While Master of None directly spoke to the immigrant experience, Malek himself spoke to his own experience as the child of immigrants.
— Variety (@Variety) September 19, 2016
Related: The Next Omar Sharif: Why Finding the Next Middle Eastern Hollywood Star is Easier Than We Think
The Emmys also celebrated the stories of layered women, including the performances of Regina King in American Crime, to Julia Louis-Dreyfuss in Veep, to Sarah Paulson in The People vs. O.J. Simpson, to Tatiana Maslany in Orphan Black (who literally has to play multiple characters in the same scene), and many more. Jill Soloway, writer/director of Transparent and the star of Jeffrey Tambor were awarded for their work on the groundbreaking show featuring the journey of a family as they loved the main character through her transition. But while the show has been part of overarching criticism about Hollywood refusing to cast trans actors and actresses for roles, Tambor took his opportunity on stage to demand for Hollywood to cast trans actors and actresses, making it clear that he recognizes the privilege that allowed him to play his Emmy-winning role.
Courtney B. Vance, Sterling K. Brown, and Keith David all won Emmys too; Vance for his leading role in limited series The People vs. O.J. Simpson, Brown for his supporting role in The People vs O.J. Simpson, and Keith David for his narration for documentary Jackie Robinson. Keegan-Michael Key and Jordan Peele won for their hilariously creepy work on Key & Peele.
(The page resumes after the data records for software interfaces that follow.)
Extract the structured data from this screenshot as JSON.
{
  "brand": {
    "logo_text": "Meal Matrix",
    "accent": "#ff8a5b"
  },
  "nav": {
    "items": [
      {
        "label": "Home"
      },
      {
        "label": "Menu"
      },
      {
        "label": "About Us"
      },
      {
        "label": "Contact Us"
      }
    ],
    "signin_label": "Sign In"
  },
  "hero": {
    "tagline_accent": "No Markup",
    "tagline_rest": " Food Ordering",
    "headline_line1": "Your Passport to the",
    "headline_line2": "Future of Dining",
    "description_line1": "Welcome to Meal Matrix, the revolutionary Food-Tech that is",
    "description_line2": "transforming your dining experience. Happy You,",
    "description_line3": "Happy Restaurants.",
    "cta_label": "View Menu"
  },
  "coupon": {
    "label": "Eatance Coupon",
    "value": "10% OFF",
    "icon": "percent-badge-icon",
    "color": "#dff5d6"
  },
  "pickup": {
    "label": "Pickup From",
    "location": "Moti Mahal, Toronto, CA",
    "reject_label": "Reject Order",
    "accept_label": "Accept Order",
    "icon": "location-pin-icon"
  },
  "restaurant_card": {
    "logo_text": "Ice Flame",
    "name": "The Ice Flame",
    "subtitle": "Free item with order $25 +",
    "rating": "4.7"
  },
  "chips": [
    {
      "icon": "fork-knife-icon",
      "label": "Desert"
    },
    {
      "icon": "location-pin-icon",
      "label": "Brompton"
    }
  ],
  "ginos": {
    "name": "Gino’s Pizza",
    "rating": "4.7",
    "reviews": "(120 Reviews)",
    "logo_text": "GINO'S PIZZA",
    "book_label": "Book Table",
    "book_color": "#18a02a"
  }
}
RuPaul finally won for the stellar RuPaul’s Drag Race and the stories of those with Down’s syndrome were recognized with a win for reality show Born This Way.
Overall, the Emmys shamed the Oscars. Even though there’s still more work to be done when it comes to portraying a much wider array of stories on both the big and little screen, it’s clear TV has a better handle on the battle than the movie industry does. In a year when we experienced the zenith of #OscarsSoWhite, the Emmys has given the Oscars a masterclass on how to respect and award stories different than than the “white male lead” vehicle. The actors and actresses awarded Sunday night have given voice to so many of the voiceless, and the Emmys has not only bolstered their platforms; it’s bolstered those who believed no one would listen to them. Now that there’s a clearer path towards recognition, perhaps we’ll see less terrorists on TV, hapless nerdy stereotypes, one-dimensional women, LGBT stereotypes, and offensive stereotypes of people with disabilities. We’re nearing the day when everyone will be given their just due to tell their stories the way they see fit. Hopefully, we’re nearing an age where we can see everyone’s humanity first.
When he won his Emmy, Malek said to the audience, “Please tell me you’re seeing this too.” We’re definitely seeing it, this change happening in television, and hopefully it sticks around.
It’s Friday, but I’m Just now getting around to The Golden Globes! I can’t say I watched the full program, but I did see what everyone was talking about on Twitter. On the whole, the program boiled down to these five moments, only four of which are without scandal.